*What is being asked*:
Below are the records; retype them exactly and omit each picture.

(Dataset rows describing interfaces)
****

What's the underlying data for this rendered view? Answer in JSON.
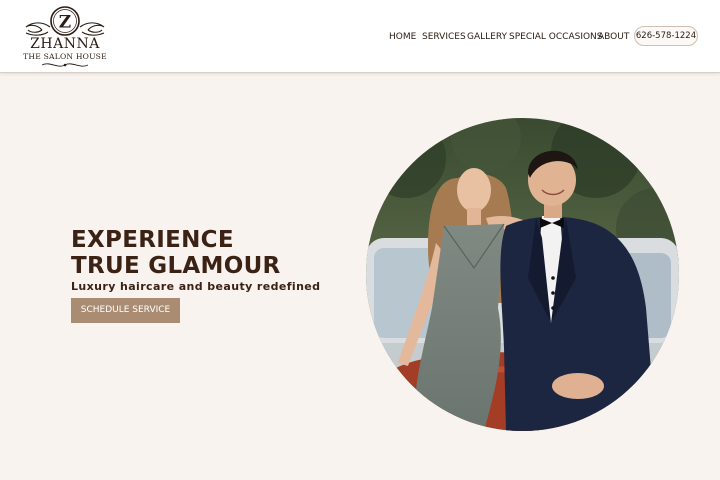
{
  "brand": {
    "emblem_letter": "Z",
    "name": "ZHANNA",
    "tagline": "THE SALON HOUSE"
  },
  "nav": {
    "items": [
      {
        "label": "HOME"
      },
      {
        "label": "SERVICES"
      },
      {
        "label": "GALLERY"
      },
      {
        "label": "SPECIAL OCCASIONS"
      },
      {
        "label": "ABOUT"
      }
    ],
    "phone": "626-578-1224"
  },
  "hero": {
    "title_line1": "EXPERIENCE",
    "title_line2": "TRUE GLAMOUR",
    "subtitle": "Luxury haircare and beauty redefined",
    "cta_label": "SCHEDULE SERVICE"
  },
  "colors": {
    "page_background": "#f8f3ef",
    "header_background": "#ffffff",
    "heading_text": "#3b2214",
    "button_background": "#a98c72",
    "button_text": "#ffffff"
  }
}
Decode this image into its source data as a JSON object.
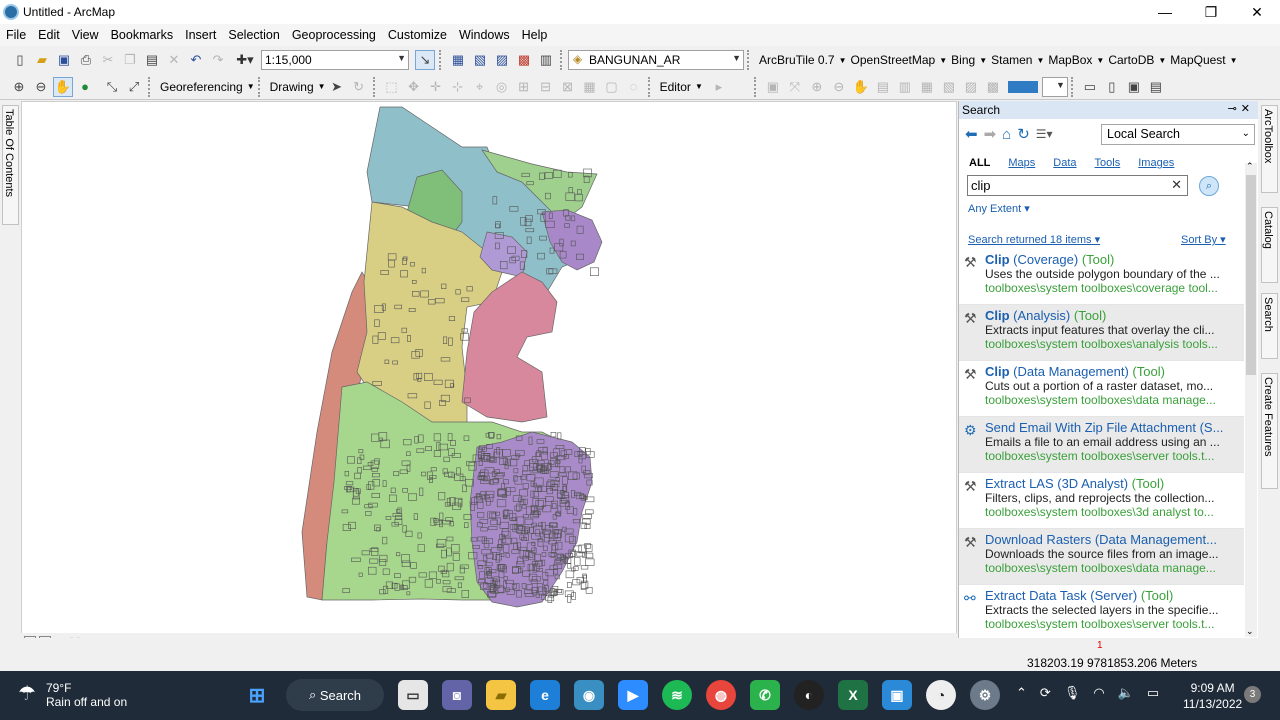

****

*Final answer*:
What's the underlying data for this rendered view? Answer in JSON.
{
  "brand": {
    "emblem_letter": "Z",
    "name": "ZHANNA",
    "tagline": "THE SALON HOUSE"
  },
  "nav": {
    "items": [
      {
        "label": "HOME"
      },
      {
        "label": "SERVICES"
      },
      {
        "label": "GALLERY"
      },
      {
        "label": "SPECIAL OCCASIONS"
      },
      {
        "label": "ABOUT"
      }
    ],
    "phone": "626-578-1224"
  },
  "hero": {
    "title_line1": "EXPERIENCE",
    "title_line2": "TRUE GLAMOUR",
    "subtitle": "Luxury haircare and beauty redefined",
    "cta_label": "SCHEDULE SERVICE"
  },
  "colors": {
    "page_background": "#f8f3ef",
    "header_background": "#ffffff",
    "heading_text": "#3b2214",
    "button_background": "#a98c72",
    "button_text": "#ffffff"
  }
}
Decode this image into its source data as a JSON object.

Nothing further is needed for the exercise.